[TASK]
Below are some records: retype them all exactly, but not the pictures.

___ DATA FOR PROCESSING ___

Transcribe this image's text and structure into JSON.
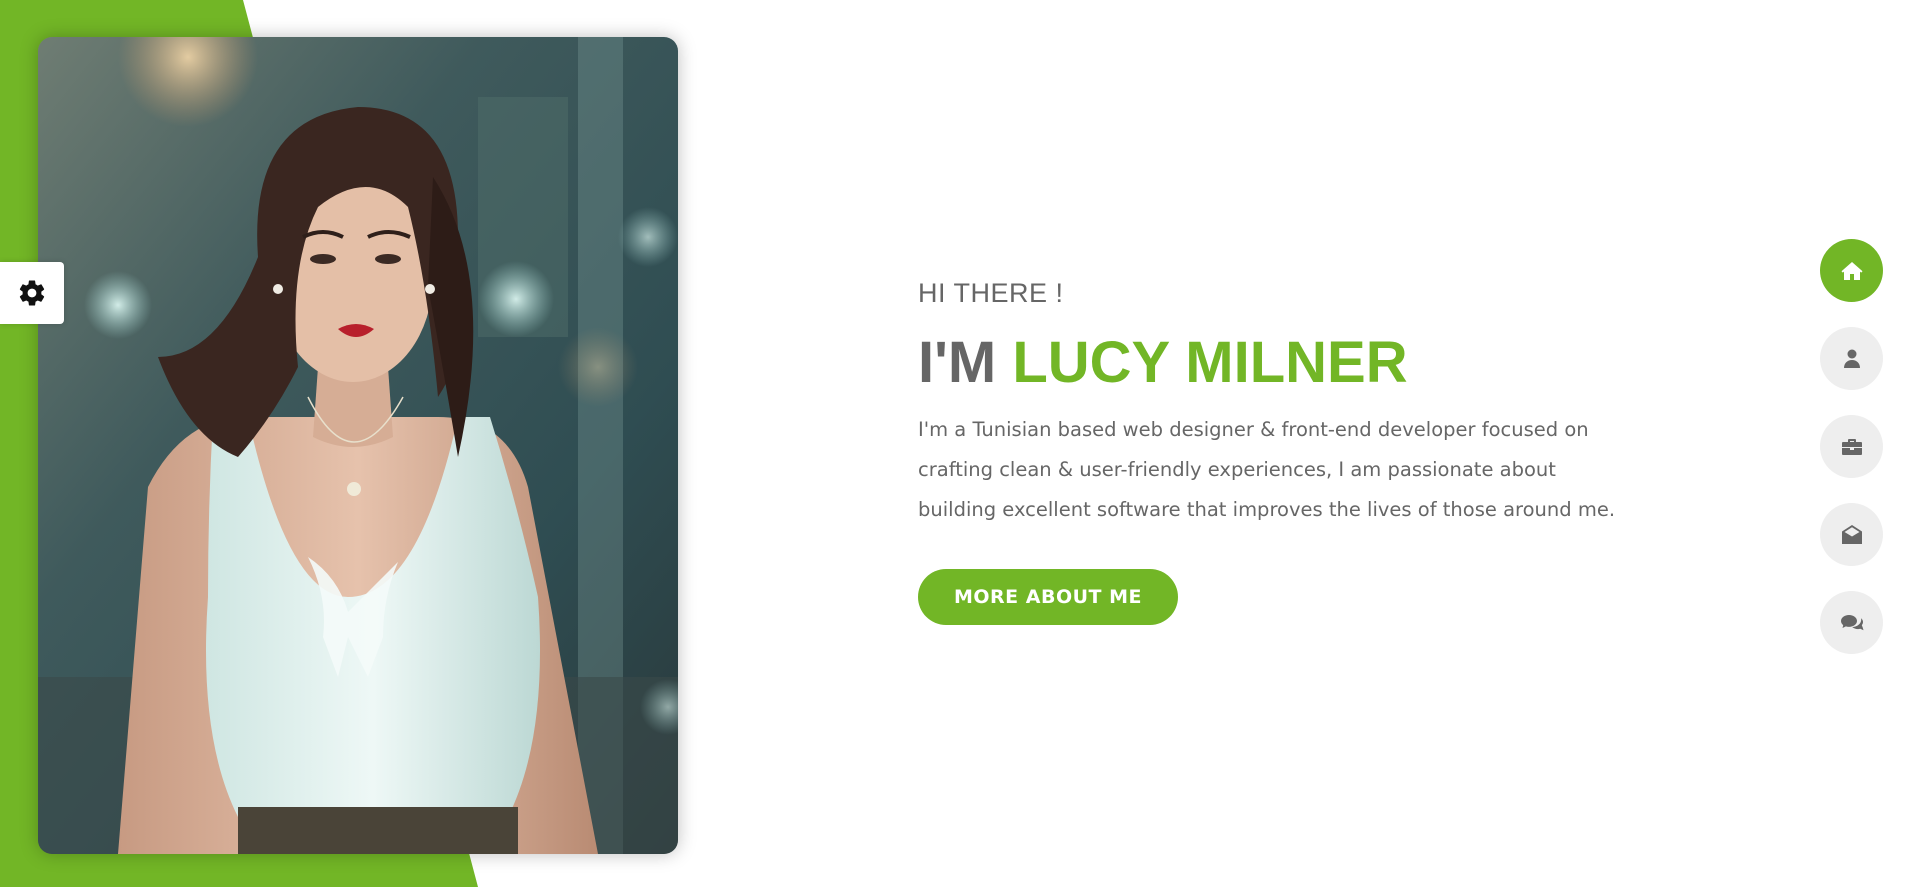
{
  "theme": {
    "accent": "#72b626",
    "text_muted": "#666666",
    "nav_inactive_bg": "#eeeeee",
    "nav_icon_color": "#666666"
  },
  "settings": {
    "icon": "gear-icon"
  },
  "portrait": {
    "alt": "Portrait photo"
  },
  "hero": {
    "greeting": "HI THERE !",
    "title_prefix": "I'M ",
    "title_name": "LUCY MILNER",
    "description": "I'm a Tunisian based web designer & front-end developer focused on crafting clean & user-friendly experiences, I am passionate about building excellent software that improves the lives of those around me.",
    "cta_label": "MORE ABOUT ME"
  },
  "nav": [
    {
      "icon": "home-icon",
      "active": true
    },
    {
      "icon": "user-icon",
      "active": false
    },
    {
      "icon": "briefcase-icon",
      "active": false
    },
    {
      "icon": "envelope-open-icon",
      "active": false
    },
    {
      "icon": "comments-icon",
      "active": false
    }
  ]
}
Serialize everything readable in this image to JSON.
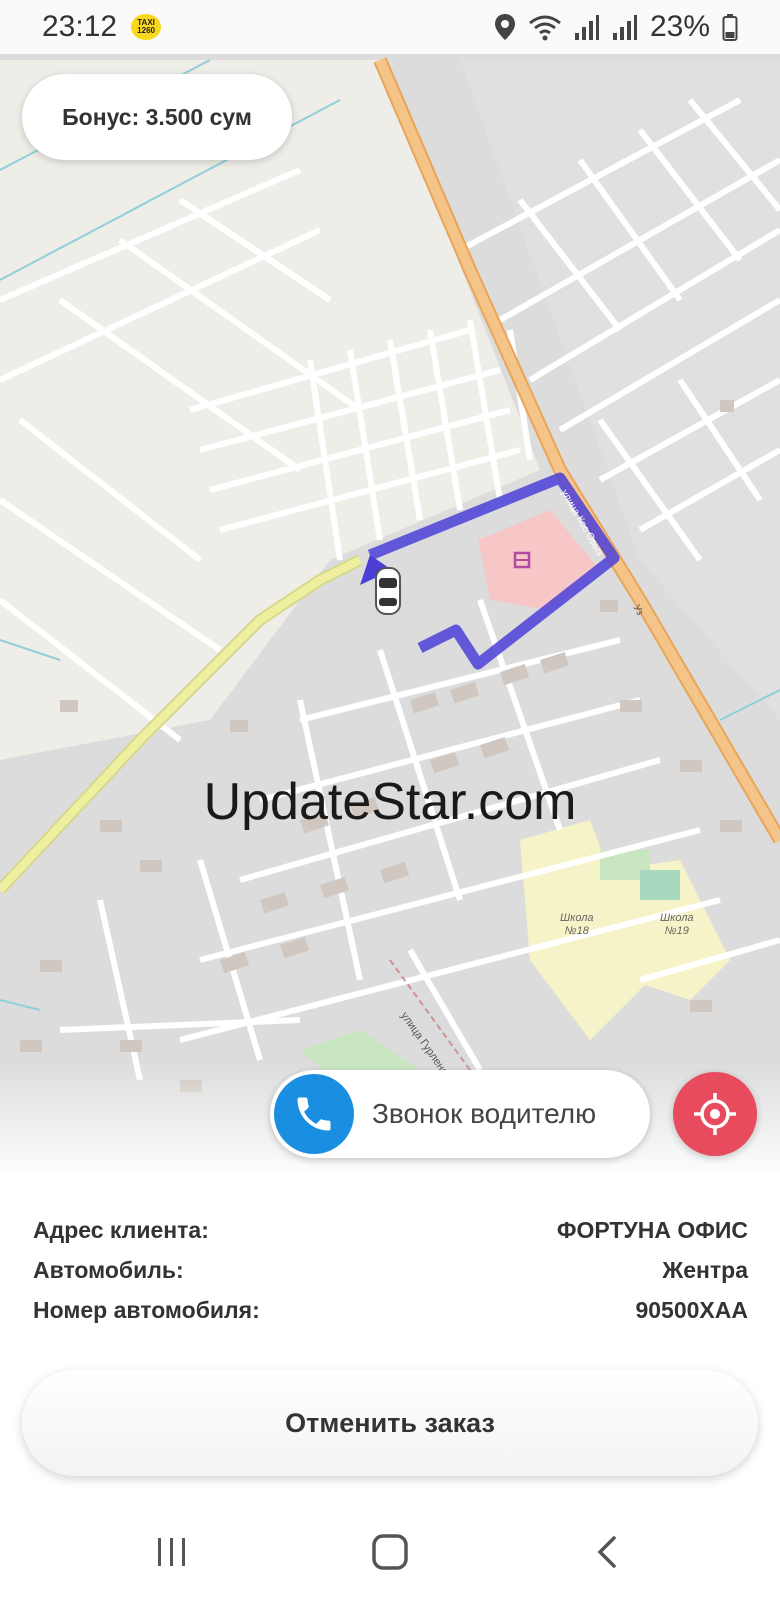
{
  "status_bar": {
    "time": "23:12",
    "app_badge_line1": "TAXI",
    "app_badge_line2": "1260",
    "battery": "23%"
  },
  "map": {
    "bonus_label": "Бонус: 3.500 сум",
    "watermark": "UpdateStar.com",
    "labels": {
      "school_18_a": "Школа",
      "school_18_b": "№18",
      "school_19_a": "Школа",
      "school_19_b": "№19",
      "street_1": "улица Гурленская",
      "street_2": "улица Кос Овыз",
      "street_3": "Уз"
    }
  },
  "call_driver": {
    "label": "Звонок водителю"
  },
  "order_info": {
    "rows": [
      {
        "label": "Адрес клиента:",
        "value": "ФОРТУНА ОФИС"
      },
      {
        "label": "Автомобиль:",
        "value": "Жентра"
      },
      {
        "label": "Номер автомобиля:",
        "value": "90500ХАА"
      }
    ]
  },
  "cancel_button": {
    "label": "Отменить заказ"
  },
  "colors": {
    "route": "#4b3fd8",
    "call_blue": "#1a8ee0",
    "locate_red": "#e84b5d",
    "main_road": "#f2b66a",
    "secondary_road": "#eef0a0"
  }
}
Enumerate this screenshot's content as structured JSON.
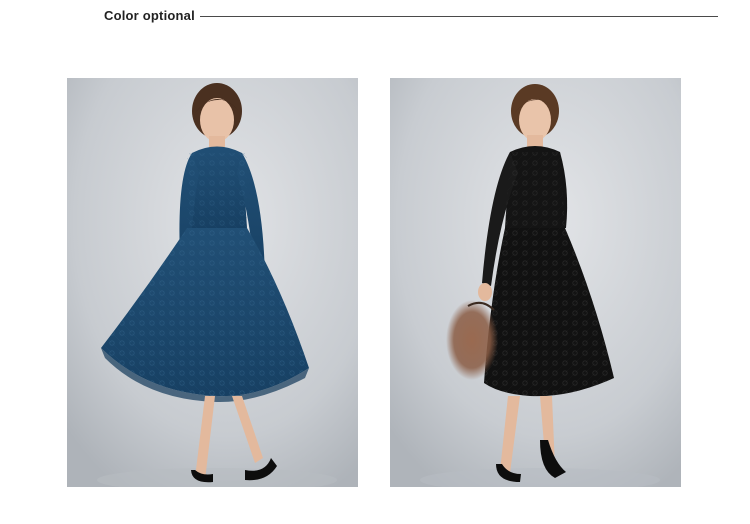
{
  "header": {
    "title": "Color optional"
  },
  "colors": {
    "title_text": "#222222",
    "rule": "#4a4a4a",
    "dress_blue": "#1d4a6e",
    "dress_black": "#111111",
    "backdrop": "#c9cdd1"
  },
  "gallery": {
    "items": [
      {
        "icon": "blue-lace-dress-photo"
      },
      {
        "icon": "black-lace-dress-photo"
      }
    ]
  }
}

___

[WRITTEN SOLUTION]
Transcribe this image's text and structure into JSON.
{
  "theme": {
    "accent": "#72b626",
    "text_muted": "#666666",
    "nav_inactive_bg": "#eeeeee",
    "nav_icon_color": "#666666"
  },
  "settings": {
    "icon": "gear-icon"
  },
  "portrait": {
    "alt": "Portrait photo"
  },
  "hero": {
    "greeting": "HI THERE !",
    "title_prefix": "I'M ",
    "title_name": "LUCY MILNER",
    "description": "I'm a Tunisian based web designer & front-end developer focused on crafting clean & user-friendly experiences, I am passionate about building excellent software that improves the lives of those around me.",
    "cta_label": "MORE ABOUT ME"
  },
  "nav": [
    {
      "icon": "home-icon",
      "active": true
    },
    {
      "icon": "user-icon",
      "active": false
    },
    {
      "icon": "briefcase-icon",
      "active": false
    },
    {
      "icon": "envelope-open-icon",
      "active": false
    },
    {
      "icon": "comments-icon",
      "active": false
    }
  ]
}
Serialize everything readable in this image to JSON.
{
  "status_bar": {
    "time": "23:12",
    "app_badge_line1": "TAXI",
    "app_badge_line2": "1260",
    "battery": "23%"
  },
  "map": {
    "bonus_label": "Бонус: 3.500 сум",
    "watermark": "UpdateStar.com",
    "labels": {
      "school_18_a": "Школа",
      "school_18_b": "№18",
      "school_19_a": "Школа",
      "school_19_b": "№19",
      "street_1": "улица Гурленская",
      "street_2": "улица Кос Овыз",
      "street_3": "Уз"
    }
  },
  "call_driver": {
    "label": "Звонок водителю"
  },
  "order_info": {
    "rows": [
      {
        "label": "Адрес клиента:",
        "value": "ФОРТУНА ОФИС"
      },
      {
        "label": "Автомобиль:",
        "value": "Жентра"
      },
      {
        "label": "Номер автомобиля:",
        "value": "90500ХАА"
      }
    ]
  },
  "cancel_button": {
    "label": "Отменить заказ"
  },
  "colors": {
    "route": "#4b3fd8",
    "call_blue": "#1a8ee0",
    "locate_red": "#e84b5d",
    "main_road": "#f2b66a",
    "secondary_road": "#eef0a0"
  }
}
Enumerate this screenshot's content as structured JSON.
{
  "header": {
    "title": "Color optional"
  },
  "colors": {
    "title_text": "#222222",
    "rule": "#4a4a4a",
    "dress_blue": "#1d4a6e",
    "dress_black": "#111111",
    "backdrop": "#c9cdd1"
  },
  "gallery": {
    "items": [
      {
        "icon": "blue-lace-dress-photo"
      },
      {
        "icon": "black-lace-dress-photo"
      }
    ]
  }
}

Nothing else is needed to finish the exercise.